PROBLEM REQUIREMENTS: Go through the records below and restate each one word for word.

[Data records]

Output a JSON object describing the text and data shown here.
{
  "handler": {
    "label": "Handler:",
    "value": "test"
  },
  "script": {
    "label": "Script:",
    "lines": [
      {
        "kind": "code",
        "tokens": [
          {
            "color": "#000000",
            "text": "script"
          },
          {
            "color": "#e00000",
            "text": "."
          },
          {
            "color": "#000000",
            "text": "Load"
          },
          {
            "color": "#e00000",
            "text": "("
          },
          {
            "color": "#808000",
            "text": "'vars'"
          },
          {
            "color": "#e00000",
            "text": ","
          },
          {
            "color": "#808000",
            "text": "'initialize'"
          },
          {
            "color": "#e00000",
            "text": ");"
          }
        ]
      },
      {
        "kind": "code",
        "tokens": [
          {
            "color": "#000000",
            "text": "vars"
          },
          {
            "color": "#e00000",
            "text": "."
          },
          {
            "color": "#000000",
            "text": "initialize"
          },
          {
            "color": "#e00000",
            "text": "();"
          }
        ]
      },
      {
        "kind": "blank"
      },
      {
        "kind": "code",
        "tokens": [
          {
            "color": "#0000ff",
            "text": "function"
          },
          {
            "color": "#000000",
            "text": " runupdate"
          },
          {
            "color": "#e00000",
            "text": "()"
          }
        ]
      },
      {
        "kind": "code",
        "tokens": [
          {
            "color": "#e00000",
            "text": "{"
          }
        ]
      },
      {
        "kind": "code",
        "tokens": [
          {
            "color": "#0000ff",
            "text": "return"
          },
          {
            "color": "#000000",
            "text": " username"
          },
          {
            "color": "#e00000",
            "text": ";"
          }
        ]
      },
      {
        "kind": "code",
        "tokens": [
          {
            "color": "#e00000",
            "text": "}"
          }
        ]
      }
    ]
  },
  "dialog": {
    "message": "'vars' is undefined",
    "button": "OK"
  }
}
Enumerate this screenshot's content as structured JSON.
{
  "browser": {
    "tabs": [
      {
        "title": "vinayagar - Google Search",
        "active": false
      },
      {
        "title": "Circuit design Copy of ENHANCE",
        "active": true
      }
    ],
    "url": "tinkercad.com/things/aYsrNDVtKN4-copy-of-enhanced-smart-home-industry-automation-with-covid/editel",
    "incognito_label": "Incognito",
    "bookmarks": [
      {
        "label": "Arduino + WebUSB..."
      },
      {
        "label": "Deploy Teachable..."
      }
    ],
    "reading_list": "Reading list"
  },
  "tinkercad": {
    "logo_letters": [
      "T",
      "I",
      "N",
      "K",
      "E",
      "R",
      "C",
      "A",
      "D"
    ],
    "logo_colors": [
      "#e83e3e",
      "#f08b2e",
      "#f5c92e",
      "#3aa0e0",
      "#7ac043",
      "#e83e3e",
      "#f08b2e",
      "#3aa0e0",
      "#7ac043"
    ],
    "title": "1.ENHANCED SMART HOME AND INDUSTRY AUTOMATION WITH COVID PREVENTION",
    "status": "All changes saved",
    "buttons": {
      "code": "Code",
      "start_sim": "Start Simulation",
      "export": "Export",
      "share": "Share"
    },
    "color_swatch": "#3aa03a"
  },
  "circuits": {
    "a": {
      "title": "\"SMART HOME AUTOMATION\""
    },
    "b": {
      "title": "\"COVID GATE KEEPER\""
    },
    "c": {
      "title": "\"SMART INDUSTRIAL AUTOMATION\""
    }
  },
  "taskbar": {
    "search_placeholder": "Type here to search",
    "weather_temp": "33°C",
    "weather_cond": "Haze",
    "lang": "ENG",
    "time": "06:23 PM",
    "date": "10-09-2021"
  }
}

RESPONSE TO THE TASK:
Output a JSON object describing the text and data shown here.
{
  "handler": {
    "label": "Handler:",
    "value": "test"
  },
  "script": {
    "label": "Script:",
    "lines": [
      {
        "kind": "code",
        "tokens": [
          {
            "color": "#000000",
            "text": "script"
          },
          {
            "color": "#e00000",
            "text": "."
          },
          {
            "color": "#000000",
            "text": "Load"
          },
          {
            "color": "#e00000",
            "text": "("
          },
          {
            "color": "#808000",
            "text": "'vars'"
          },
          {
            "color": "#e00000",
            "text": ","
          },
          {
            "color": "#808000",
            "text": "'initialize'"
          },
          {
            "color": "#e00000",
            "text": ");"
          }
        ]
      },
      {
        "kind": "code",
        "tokens": [
          {
            "color": "#000000",
            "text": "vars"
          },
          {
            "color": "#e00000",
            "text": "."
          },
          {
            "color": "#000000",
            "text": "initialize"
          },
          {
            "color": "#e00000",
            "text": "();"
          }
        ]
      },
      {
        "kind": "blank"
      },
      {
        "kind": "code",
        "tokens": [
          {
            "color": "#0000ff",
            "text": "function"
          },
          {
            "color": "#000000",
            "text": " runupdate"
          },
          {
            "color": "#e00000",
            "text": "()"
          }
        ]
      },
      {
        "kind": "code",
        "tokens": [
          {
            "color": "#e00000",
            "text": "{"
          }
        ]
      },
      {
        "kind": "code",
        "tokens": [
          {
            "color": "#0000ff",
            "text": "return"
          },
          {
            "color": "#000000",
            "text": " username"
          },
          {
            "color": "#e00000",
            "text": ";"
          }
        ]
      },
      {
        "kind": "code",
        "tokens": [
          {
            "color": "#e00000",
            "text": "}"
          }
        ]
      }
    ]
  },
  "dialog": {
    "message": "'vars' is undefined",
    "button": "OK"
  }
}
Enumerate this screenshot's content as structured JSON.
{
  "browser": {
    "tabs": [
      {
        "title": "vinayagar - Google Search",
        "active": false
      },
      {
        "title": "Circuit design Copy of ENHANCE",
        "active": true
      }
    ],
    "url": "tinkercad.com/things/aYsrNDVtKN4-copy-of-enhanced-smart-home-industry-automation-with-covid/editel",
    "incognito_label": "Incognito",
    "bookmarks": [
      {
        "label": "Arduino + WebUSB..."
      },
      {
        "label": "Deploy Teachable..."
      }
    ],
    "reading_list": "Reading list"
  },
  "tinkercad": {
    "logo_letters": [
      "T",
      "I",
      "N",
      "K",
      "E",
      "R",
      "C",
      "A",
      "D"
    ],
    "logo_colors": [
      "#e83e3e",
      "#f08b2e",
      "#f5c92e",
      "#3aa0e0",
      "#7ac043",
      "#e83e3e",
      "#f08b2e",
      "#3aa0e0",
      "#7ac043"
    ],
    "title": "1.ENHANCED SMART HOME AND INDUSTRY AUTOMATION WITH COVID PREVENTION",
    "status": "All changes saved",
    "buttons": {
      "code": "Code",
      "start_sim": "Start Simulation",
      "export": "Export",
      "share": "Share"
    },
    "color_swatch": "#3aa03a"
  },
  "circuits": {
    "a": {
      "title": "\"SMART HOME AUTOMATION\""
    },
    "b": {
      "title": "\"COVID GATE KEEPER\""
    },
    "c": {
      "title": "\"SMART INDUSTRIAL AUTOMATION\""
    }
  },
  "taskbar": {
    "search_placeholder": "Type here to search",
    "weather_temp": "33°C",
    "weather_cond": "Haze",
    "lang": "ENG",
    "time": "06:23 PM",
    "date": "10-09-2021"
  }
}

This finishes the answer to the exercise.